Adam and his co-founders, Mark Daughters and Wesley Pettit, had experience working at Apple, and then they went on to run a Mac consulting firm for 10 years. They built up expertise in compliance, creating lots of scripts for reporting, auditing, and remediation, and working mostly with Jamf.
Like many startups born out of consultancies, they realized that all of these scripts and their expertise could be turned into a product. They also saw a gap in the market between Jamf Pro on one end and pretty much everything else on the other end.
Kandji (which is at kandji.io) spent almost two years in stealth, building an MDM server, an agent, and all of their compliance features in a modern cloud-based platform. They were self funded at first, and then got $3.4 million in seed funding. Kandji was at about 20 employees when I talked to Adam in November, and a recent check shows about a dozen open job listings.

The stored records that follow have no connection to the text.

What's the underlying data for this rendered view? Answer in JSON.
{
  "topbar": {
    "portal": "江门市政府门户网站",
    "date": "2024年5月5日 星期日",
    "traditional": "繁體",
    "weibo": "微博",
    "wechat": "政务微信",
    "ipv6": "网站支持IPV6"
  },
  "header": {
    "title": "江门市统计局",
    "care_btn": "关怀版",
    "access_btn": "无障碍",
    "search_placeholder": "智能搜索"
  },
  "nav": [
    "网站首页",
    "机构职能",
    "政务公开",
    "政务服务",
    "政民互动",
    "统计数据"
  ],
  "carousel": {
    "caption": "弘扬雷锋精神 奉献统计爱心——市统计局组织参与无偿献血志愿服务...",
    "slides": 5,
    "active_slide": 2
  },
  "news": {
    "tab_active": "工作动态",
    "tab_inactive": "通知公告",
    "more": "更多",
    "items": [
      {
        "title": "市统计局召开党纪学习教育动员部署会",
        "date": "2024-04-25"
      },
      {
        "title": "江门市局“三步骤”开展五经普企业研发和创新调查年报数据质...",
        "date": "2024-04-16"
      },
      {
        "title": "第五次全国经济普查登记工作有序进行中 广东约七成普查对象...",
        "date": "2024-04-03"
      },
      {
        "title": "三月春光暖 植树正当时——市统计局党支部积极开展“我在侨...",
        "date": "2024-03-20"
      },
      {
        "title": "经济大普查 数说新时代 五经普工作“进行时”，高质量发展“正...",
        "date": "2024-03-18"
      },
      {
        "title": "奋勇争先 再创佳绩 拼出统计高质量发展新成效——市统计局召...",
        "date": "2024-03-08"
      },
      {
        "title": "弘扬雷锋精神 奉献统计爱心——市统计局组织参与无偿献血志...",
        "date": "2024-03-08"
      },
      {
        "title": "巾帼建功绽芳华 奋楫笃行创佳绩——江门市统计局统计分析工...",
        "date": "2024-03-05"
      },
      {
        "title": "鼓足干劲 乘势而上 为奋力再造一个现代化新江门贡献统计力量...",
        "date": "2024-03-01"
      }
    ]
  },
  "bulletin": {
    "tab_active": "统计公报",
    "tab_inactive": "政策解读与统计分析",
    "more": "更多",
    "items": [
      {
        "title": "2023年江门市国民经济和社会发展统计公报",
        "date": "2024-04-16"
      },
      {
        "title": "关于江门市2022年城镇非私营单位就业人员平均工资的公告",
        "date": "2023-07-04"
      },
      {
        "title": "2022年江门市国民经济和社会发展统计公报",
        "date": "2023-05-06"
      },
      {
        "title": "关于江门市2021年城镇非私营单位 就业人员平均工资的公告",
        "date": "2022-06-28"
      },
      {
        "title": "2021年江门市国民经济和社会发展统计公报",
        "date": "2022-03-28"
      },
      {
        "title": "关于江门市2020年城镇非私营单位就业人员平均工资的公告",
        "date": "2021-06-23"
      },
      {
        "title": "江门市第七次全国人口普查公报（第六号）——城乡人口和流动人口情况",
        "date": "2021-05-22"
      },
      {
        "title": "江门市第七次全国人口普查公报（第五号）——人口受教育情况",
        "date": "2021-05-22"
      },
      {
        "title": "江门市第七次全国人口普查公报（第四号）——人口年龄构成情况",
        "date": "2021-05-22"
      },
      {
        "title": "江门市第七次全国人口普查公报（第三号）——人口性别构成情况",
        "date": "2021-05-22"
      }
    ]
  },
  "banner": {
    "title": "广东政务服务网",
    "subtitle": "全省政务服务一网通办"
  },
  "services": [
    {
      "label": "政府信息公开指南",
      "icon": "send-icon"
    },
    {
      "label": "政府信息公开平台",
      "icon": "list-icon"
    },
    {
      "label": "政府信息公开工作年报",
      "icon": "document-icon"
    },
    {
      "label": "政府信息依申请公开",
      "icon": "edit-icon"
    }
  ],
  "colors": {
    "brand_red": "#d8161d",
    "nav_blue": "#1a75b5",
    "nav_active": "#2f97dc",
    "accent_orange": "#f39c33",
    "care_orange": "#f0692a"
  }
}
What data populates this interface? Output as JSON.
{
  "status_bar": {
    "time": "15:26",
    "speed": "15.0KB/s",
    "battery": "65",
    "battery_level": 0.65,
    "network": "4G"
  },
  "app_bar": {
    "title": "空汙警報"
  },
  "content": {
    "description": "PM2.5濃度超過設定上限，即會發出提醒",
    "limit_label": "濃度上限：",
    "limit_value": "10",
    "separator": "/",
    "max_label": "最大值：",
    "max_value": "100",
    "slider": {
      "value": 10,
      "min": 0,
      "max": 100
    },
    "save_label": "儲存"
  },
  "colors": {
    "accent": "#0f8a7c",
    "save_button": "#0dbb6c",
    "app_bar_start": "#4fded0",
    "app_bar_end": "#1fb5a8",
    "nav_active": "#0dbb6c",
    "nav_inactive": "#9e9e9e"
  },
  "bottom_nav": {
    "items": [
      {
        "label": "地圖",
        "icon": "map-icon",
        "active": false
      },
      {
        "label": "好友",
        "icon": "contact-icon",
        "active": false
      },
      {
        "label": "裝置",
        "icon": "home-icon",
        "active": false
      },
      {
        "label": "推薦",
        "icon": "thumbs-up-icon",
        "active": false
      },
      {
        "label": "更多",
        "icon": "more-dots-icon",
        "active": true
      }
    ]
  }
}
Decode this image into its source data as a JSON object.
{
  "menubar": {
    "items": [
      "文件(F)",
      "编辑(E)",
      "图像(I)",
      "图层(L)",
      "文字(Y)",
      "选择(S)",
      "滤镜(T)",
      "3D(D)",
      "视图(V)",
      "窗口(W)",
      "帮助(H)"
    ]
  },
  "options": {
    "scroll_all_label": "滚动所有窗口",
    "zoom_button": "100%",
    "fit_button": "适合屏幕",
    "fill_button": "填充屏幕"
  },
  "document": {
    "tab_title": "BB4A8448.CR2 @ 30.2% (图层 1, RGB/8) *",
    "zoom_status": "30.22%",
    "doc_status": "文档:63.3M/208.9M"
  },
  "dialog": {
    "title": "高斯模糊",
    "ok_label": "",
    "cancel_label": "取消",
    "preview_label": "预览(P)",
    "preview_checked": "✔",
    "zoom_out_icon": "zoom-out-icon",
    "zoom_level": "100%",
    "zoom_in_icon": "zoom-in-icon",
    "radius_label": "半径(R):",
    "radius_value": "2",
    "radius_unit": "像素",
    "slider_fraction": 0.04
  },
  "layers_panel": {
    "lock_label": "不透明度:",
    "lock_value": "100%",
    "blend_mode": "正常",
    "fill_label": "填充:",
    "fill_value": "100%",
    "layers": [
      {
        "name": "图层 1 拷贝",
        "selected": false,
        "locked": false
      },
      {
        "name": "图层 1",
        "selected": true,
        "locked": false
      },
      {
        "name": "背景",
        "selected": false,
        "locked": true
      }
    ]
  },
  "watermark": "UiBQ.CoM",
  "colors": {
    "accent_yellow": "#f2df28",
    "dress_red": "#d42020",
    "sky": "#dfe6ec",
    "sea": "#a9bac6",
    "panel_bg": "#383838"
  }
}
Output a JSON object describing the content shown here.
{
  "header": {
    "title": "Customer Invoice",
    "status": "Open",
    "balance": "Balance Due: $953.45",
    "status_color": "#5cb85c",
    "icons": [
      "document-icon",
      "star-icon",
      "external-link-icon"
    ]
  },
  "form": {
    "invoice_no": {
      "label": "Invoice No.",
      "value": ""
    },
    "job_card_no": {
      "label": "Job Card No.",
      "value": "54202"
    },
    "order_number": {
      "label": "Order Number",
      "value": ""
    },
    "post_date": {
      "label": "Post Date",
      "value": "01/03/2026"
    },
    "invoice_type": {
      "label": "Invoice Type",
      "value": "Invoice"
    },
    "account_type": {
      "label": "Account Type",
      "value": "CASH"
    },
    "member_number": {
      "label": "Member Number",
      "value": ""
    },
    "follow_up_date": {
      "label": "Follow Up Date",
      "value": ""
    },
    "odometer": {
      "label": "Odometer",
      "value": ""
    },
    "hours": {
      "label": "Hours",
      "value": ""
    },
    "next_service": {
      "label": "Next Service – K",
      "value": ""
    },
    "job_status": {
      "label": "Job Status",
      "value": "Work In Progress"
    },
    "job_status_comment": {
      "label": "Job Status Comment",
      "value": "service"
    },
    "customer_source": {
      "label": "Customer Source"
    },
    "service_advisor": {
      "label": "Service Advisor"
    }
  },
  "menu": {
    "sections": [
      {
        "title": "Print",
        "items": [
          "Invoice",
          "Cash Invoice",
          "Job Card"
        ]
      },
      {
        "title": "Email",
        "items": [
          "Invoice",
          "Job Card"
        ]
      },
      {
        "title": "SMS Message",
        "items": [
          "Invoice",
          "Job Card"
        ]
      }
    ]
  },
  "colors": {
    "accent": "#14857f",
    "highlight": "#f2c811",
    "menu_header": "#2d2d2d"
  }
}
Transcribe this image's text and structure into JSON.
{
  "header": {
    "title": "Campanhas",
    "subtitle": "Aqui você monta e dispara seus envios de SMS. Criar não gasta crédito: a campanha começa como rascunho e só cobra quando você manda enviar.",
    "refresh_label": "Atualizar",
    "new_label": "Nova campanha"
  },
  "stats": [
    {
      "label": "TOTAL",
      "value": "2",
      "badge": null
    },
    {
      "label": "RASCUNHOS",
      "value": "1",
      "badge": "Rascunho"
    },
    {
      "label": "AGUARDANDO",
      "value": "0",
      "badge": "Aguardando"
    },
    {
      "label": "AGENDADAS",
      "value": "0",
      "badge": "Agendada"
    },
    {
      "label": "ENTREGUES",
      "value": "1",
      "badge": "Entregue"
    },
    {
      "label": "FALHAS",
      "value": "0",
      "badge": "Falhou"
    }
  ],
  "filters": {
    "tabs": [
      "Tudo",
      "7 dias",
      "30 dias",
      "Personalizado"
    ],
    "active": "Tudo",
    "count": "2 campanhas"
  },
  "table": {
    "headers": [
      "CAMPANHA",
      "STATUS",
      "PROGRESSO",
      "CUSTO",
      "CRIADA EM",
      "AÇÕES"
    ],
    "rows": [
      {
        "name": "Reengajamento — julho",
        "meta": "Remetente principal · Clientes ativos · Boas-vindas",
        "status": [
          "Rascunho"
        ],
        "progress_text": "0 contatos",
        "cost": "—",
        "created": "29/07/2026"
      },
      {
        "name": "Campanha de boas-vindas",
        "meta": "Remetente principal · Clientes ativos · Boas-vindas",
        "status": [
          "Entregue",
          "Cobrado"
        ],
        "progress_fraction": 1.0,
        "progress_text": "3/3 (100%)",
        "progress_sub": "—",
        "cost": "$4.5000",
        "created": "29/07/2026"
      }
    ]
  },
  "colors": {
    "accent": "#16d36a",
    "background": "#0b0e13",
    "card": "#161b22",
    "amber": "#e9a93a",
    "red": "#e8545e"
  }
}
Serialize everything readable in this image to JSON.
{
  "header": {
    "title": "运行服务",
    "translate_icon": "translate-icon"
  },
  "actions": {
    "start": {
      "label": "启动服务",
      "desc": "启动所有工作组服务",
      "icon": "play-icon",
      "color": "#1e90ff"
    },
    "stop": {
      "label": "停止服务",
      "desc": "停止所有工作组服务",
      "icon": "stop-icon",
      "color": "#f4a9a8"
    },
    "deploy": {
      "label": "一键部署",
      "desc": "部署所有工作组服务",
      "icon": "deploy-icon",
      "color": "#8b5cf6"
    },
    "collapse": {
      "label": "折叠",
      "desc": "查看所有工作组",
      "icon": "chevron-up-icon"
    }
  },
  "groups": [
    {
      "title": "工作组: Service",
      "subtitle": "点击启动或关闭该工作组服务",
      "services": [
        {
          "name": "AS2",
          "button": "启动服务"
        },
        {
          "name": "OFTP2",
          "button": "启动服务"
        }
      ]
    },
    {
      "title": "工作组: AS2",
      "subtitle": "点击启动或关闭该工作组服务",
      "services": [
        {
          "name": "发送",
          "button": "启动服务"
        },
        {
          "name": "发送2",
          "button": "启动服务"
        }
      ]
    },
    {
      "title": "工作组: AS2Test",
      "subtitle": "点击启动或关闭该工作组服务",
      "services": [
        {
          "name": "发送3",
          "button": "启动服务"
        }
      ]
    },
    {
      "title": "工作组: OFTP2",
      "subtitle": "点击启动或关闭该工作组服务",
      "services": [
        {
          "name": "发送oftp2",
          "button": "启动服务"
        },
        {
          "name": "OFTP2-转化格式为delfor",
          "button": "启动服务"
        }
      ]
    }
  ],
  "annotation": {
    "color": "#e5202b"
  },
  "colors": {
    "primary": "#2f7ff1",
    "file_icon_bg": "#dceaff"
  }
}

On the MDM side, they’re committed to doing everything by all of Apple’s best practices, with support for Apple Business Manager, automated device enrollment, and immediate support for all the new Apple operating systems and APIs. Besides macOS, they support iOS, iPadOS, and tvOS.
Going beyond MDM (which is still a big part of Mac management), their agent is built in Swift. It can deploy scripts, custom apps, and take care of all the monitoring and remediation tasks, even offline. Kandji can also package apps, with support for PKGs, ZIP files, and disk images, as well as pre-and post-install scripts.
As mentioned, their big differentiator is their compliance engine. They have templates for CIS (Center for Internet Security) Level 1 and CIS Level 2, as well as their own recommendations. For 2020, they’re working on more templates, for example FedRAMP, NIST, and DISA STIG. They have over 150 policies built in, many of them automating processes that would typically require some scripting or manual work. They also have features for logging, monitoring, and auditing.
From the go-to-market perspective, they’re targeting companies with a few hundred to a few thousand Macs. Right now, most of their sales are direct, but Adam told me that the Kandji platform can also accommodate resellers and MSPs. They’re aiming to do localization for customers outside of the U.S. next year. Pricing is $6 per Mac per month, or $2 for iOS, iPadOS, or tvOS devices, billed annually. Kandji integrates with Office 365 or G Suite.
Again, my first reaction was to wonder how many Mac management startups there could be. But, it sounds like Kandji put together an impressive policy and automation engine, and a very complete offering overall.
They’re starting to get the word out, with sponsorship on the Mac Admins podcast, so I wanted to share what I learned here. Going into the new year, we’ll definitely keep an eye on them. If you’ve had a look, or are one of their early customers, drop us a line with your feedback.